This is a quick post visualizing my new Zenon Rankings for faceoffs. For an introduction to my Zenon Rankings and Elo-type models see this post.

The below plot shows 8 players throughout the 2015-16 season. As mentioned in the introductory post my model assumes that players start off with an initial ranking of 1500 and a deviation of 50. As players play more and more games their deviation parameters drop because we deem their rankings to be more and more reliable. Large deviations also mean that we also adjust rankings in a more extreme way in accordance with results.

Winning faceoffs particularly against tough opponents leads to ratings increases and losing lots of faceoffs especially to weak opponents causes decreases. In my other posts I focused on displaying the final Zenon Rankings or the rankings for each player after they took their last faceoff in the time-frame of the model. This only captures some of the information that an elo-type model can tell us. A well-specified elo-type model can detect improvements and declines during the season, and sometimes blending these kinds of ranking over a time-period can be more informative about actual ability than the final rankings alone.

*The bolded line represents the weighted average Zenon Ranking of 1507. Players that ended the season above the line are considered by the model above average drawmen and expected to win more than 50% of their draws against neutral competition. The opposite is true of those below the line. The numbers on the x-axis represent days during the 2015-16 season. There were 226 days in the 2015-16 season including the post-season where games were played. As you can see by looking at the Nuge or McDavid who played on teams not included in the playoffs, the post-season began on approximately day 180.*

All of the players in the graph start at the same point, but they quickly diverge based on their initial results due to the deviance parameter. Although these initial divergences are drastic, they are not condemning in the sense that it is very possible to recover from a low ranking early in the season. Just look at the green line depicting Tyler Seguin for an example. On average, however, players that diverge downwards quickly, do not end up above average by the end of the season. This is part of the reason why the glicko model outperformed a standard elo-model in this application.
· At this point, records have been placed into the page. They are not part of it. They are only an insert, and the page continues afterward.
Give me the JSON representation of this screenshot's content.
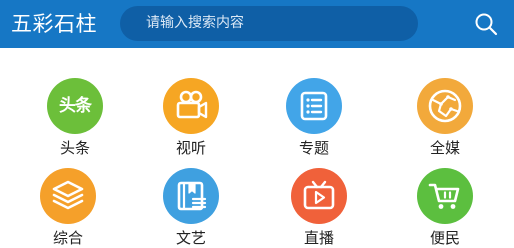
{
  "header": {
    "app_title": "五彩石柱",
    "search_placeholder": "请输入搜索内容",
    "search_icon": "search-icon"
  },
  "colors": {
    "header_bg": "#1677c5",
    "search_bg": "#0f5fa6",
    "toutiao": "#6cbf3a",
    "shiting": "#f6a623",
    "zhuanti": "#42a5e8",
    "quanmei": "#f2a93b",
    "zonghe": "#f5a02a",
    "wenyi": "#3fa0e0",
    "zhibo": "#f0613a",
    "bianmin": "#5cbf3f"
  },
  "grid": {
    "items": [
      {
        "label": "头条",
        "icon": "toutiao-icon",
        "icon_text": "头条"
      },
      {
        "label": "视听",
        "icon": "video-camera-icon"
      },
      {
        "label": "专题",
        "icon": "list-icon"
      },
      {
        "label": "全媒",
        "icon": "globe-icon"
      },
      {
        "label": "综合",
        "icon": "layers-icon"
      },
      {
        "label": "文艺",
        "icon": "book-icon"
      },
      {
        "label": "直播",
        "icon": "tv-play-icon"
      },
      {
        "label": "便民",
        "icon": "shopping-cart-icon"
      }
    ]
  }
}
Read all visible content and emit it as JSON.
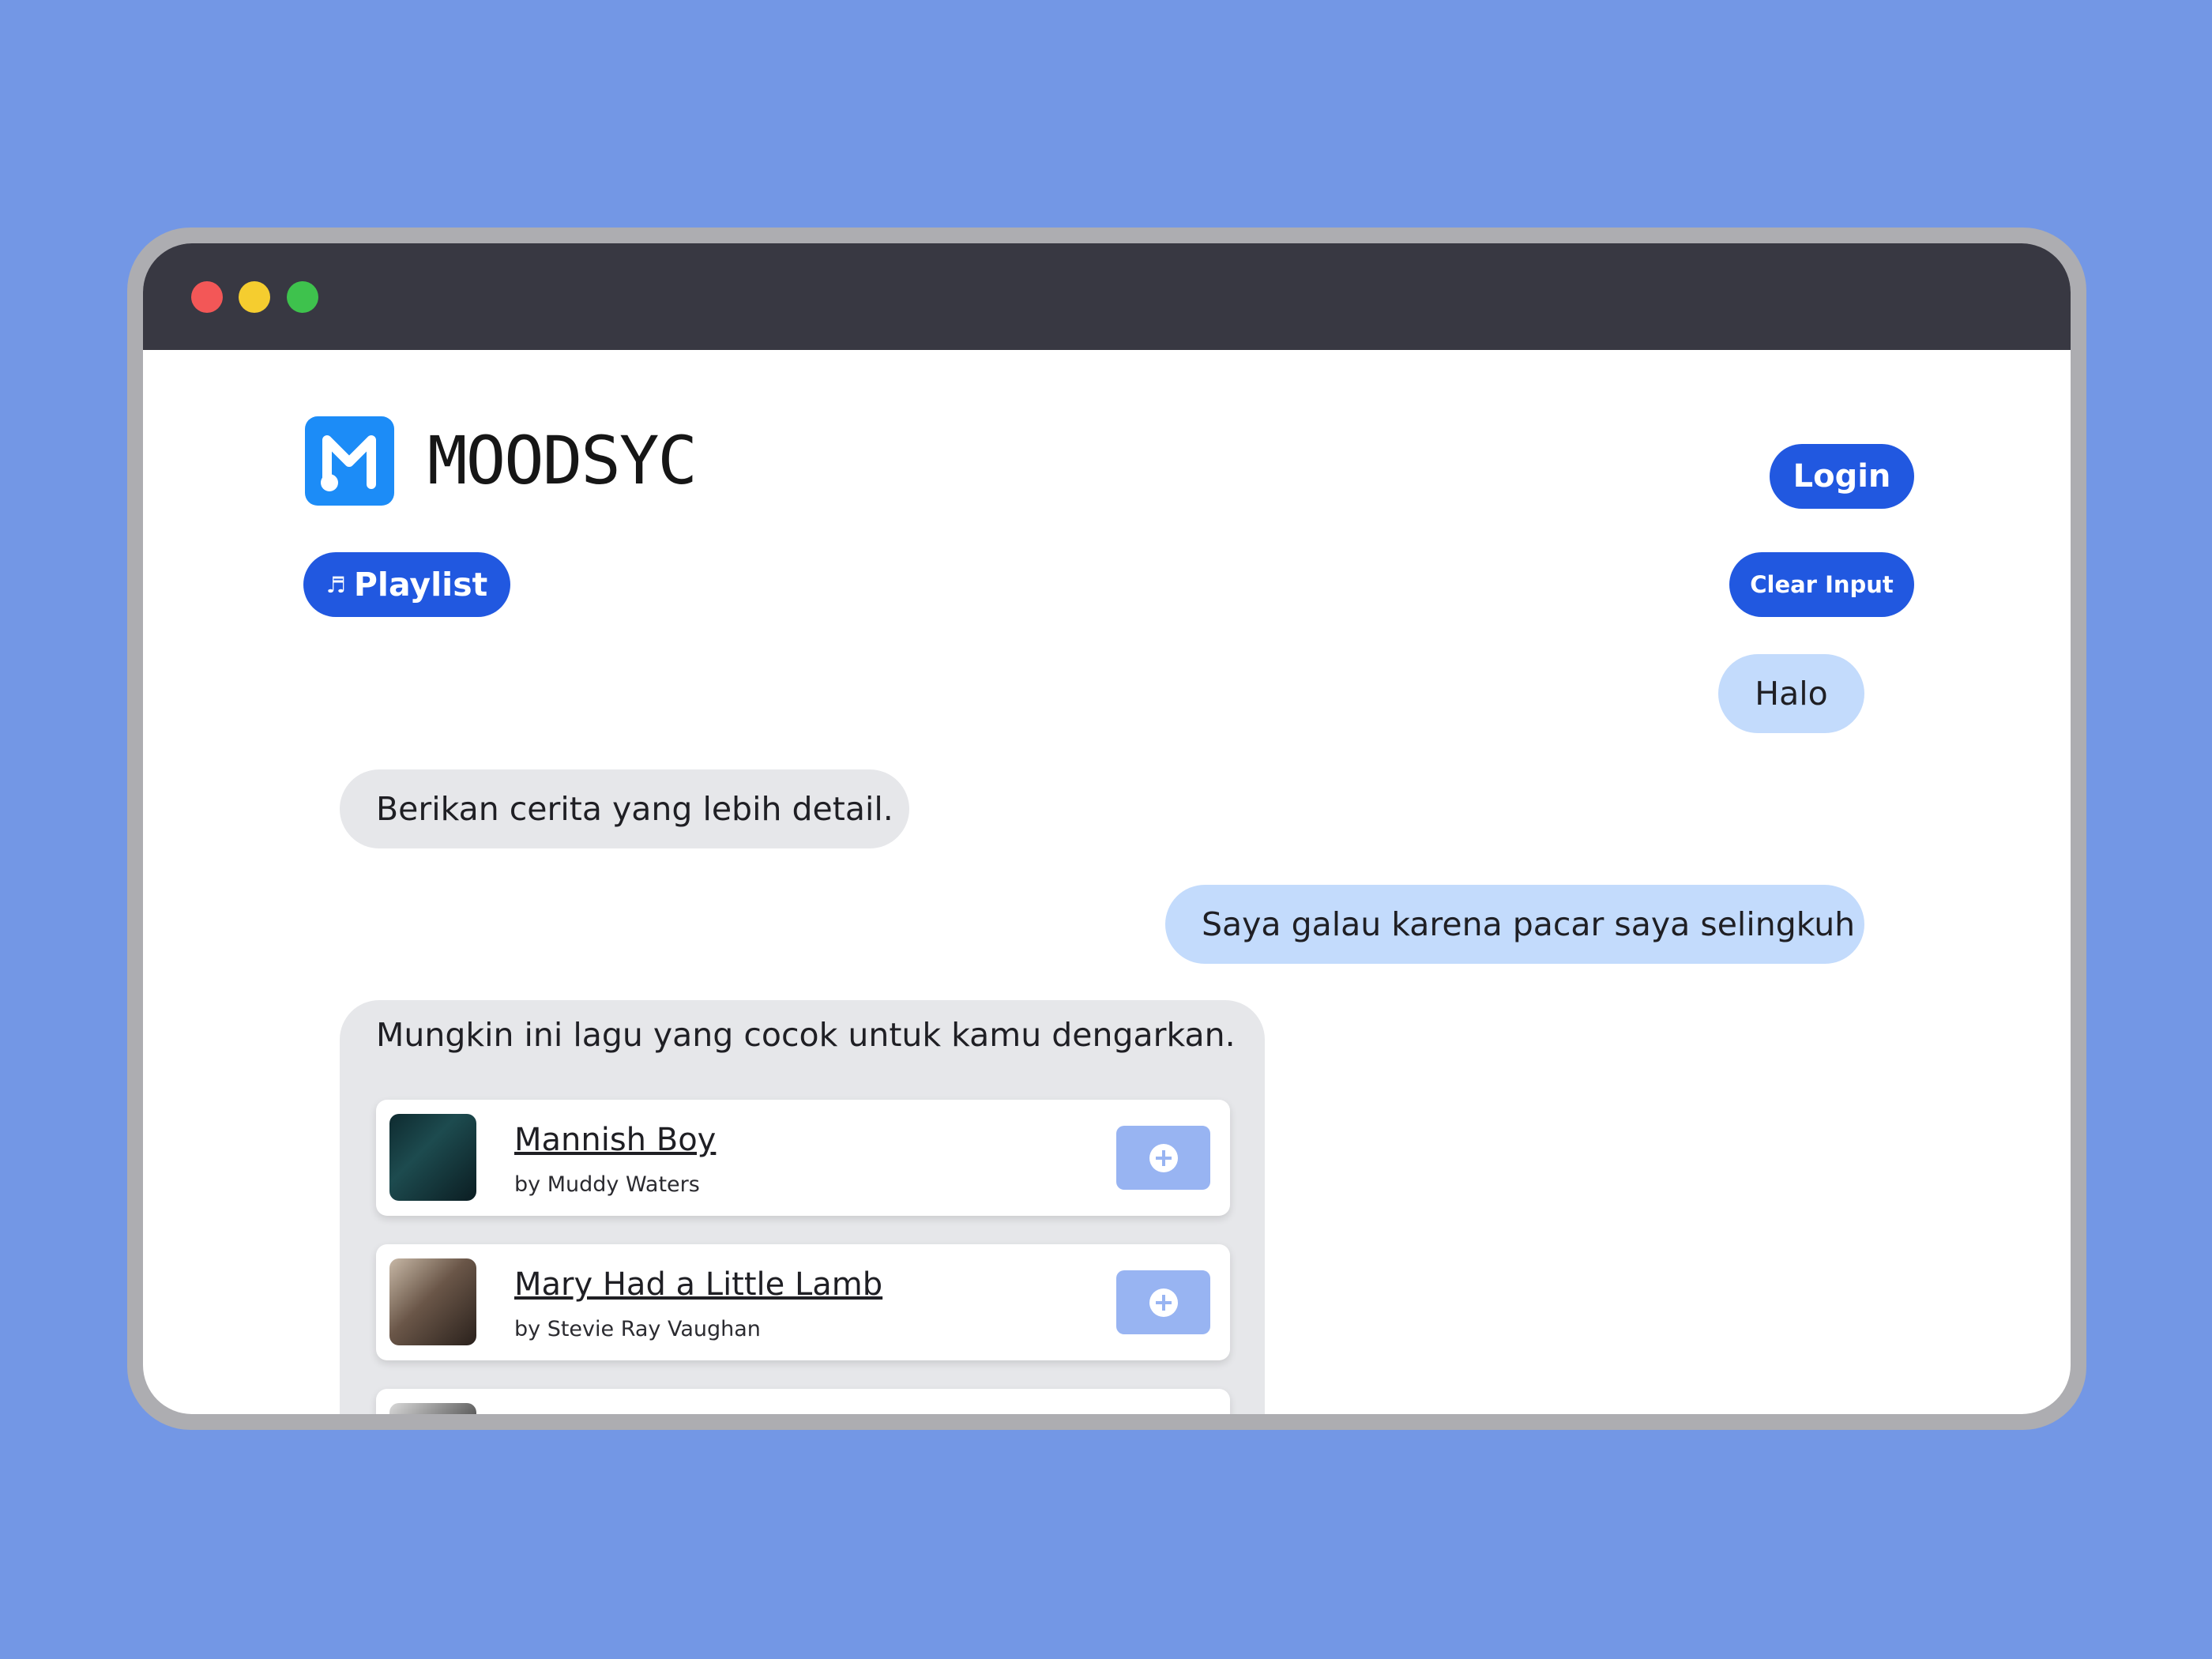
{
  "app": {
    "brand": "MOODSYC",
    "login_label": "Login",
    "playlist_label": "Playlist",
    "clear_label": "Clear Input"
  },
  "chat": {
    "messages": [
      {
        "role": "user",
        "text": "Halo"
      },
      {
        "role": "bot",
        "text": "Berikan cerita yang lebih detail."
      },
      {
        "role": "user",
        "text": "Saya galau karena pacar saya selingkuh"
      },
      {
        "role": "bot",
        "text": "Mungkin ini lagu yang cocok untuk kamu dengarkan."
      }
    ],
    "songs": [
      {
        "title": "Mannish Boy",
        "artist": "by Muddy Waters"
      },
      {
        "title": "Mary Had a Little Lamb",
        "artist": "by Stevie Ray Vaughan"
      },
      {
        "title": "",
        "artist": ""
      }
    ]
  },
  "icons": {
    "logo": "music-note-logo-icon",
    "playlist": "playlist-icon",
    "add": "plus-circle-icon"
  },
  "colors": {
    "background": "#7397e5",
    "titlebar": "#383842",
    "primary_button": "#2158e0",
    "user_bubble": "#c3dbfc",
    "bot_bubble": "#e6e7ea",
    "add_button": "#98b4f2",
    "logo": "#1c8cf7"
  }
}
Elo models do not have deviance parameters and so all players are adjusted equally regardless the number of faceoffs they have taken.

Looking at the purple line representing Evgeni Malkin we see that when he was hurt over two stretches that his ranking stays constant. When not playing, our model doesn’t update his ranking or deviation parameter. Second we can notice that he seemed to improve somewhat during the playoffs as represented by the uptick at the end of the season. It is too early to tell exactly how sensitive this model is to real improvements, but assuming the model is a decent measure of actual ability (it does have some levels of predictive power as outlined in the introduction post) we can say that Malkin was a better drawmen in the playoffs than the period just before he was injured. Whether this is because he was taking draws more seriously or playing injury free is another matter.
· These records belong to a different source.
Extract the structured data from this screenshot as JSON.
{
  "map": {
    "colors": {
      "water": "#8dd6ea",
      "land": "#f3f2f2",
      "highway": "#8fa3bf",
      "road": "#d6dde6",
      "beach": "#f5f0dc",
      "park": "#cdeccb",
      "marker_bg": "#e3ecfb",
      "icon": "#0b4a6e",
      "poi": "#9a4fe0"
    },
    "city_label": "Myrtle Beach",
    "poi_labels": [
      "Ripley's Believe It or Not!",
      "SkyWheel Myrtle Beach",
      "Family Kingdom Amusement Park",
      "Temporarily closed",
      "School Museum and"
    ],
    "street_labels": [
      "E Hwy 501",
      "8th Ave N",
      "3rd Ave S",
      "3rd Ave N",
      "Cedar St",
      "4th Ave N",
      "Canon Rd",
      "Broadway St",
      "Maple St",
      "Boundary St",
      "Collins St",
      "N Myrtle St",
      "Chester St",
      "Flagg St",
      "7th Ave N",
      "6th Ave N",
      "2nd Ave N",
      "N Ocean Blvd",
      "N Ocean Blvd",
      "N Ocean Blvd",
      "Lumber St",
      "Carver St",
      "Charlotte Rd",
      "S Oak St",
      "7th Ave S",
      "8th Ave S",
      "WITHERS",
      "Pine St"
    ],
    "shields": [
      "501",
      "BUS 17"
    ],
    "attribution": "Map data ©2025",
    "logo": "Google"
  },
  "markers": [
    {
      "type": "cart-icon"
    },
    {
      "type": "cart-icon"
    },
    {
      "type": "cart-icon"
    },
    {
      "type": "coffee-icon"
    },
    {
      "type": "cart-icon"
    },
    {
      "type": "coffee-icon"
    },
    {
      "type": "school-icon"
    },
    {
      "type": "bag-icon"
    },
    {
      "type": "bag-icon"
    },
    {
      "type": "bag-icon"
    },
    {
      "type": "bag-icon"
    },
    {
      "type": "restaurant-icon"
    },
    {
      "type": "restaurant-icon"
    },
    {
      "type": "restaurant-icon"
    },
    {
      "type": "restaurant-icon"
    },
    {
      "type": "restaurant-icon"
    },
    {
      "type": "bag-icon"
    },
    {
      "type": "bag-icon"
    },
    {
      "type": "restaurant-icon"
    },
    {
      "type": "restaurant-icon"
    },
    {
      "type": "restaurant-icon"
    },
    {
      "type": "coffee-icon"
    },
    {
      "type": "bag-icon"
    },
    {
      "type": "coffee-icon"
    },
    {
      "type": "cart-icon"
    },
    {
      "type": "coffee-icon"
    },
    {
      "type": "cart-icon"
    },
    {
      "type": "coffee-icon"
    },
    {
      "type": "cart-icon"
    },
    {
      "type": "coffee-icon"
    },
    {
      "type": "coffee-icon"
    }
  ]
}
*Red line represents Leon Draisaitl’s ranking after each day of the 2015-16 season including playoffs. The dark grey error bars are 95% confidence region based on Draisaitl’s deviance parameter and ranking. Here we can see that Draisaitl is approximately league average at taking faceoffs.*

Here is a visualization of how the deviation parameter works. At the beginning we are assuming that Leon Draisaitl is highly likely to have a true value between 1400 and 1600. As he actually takes faceoffs his rating adjusts and his deviation shrinks. The error bars around the red line represent 95% confidence regions based on the deviance parameter. The dotted line on the graph roughly represents the beginning of playoffs. Since the Oilers didnt’t make the playoffs, Draisaitl never took any faceoffs and accordingly his ranking nor his deviation was changed. But even before the dotted line we can see that his deviance became less volatile. One feature of the glicko model that Mark Glickman originally recommended is that there is some sort of lower bound or slowing mechanism on the deviance parameter so that the model doesn’t reach a state of stasis. We can see the consequences of this model specification visually in the above graph.

All of the 2015-16 Zenon Rankings are here

For the complete rankings for 2008-2016 check here

And for a refresher on the Zenon Model check here.

If there are any specific players or teams that you would like me to take a look into, just let me know and I’ll get back to you. I’m always looking for feedback on what users find useful.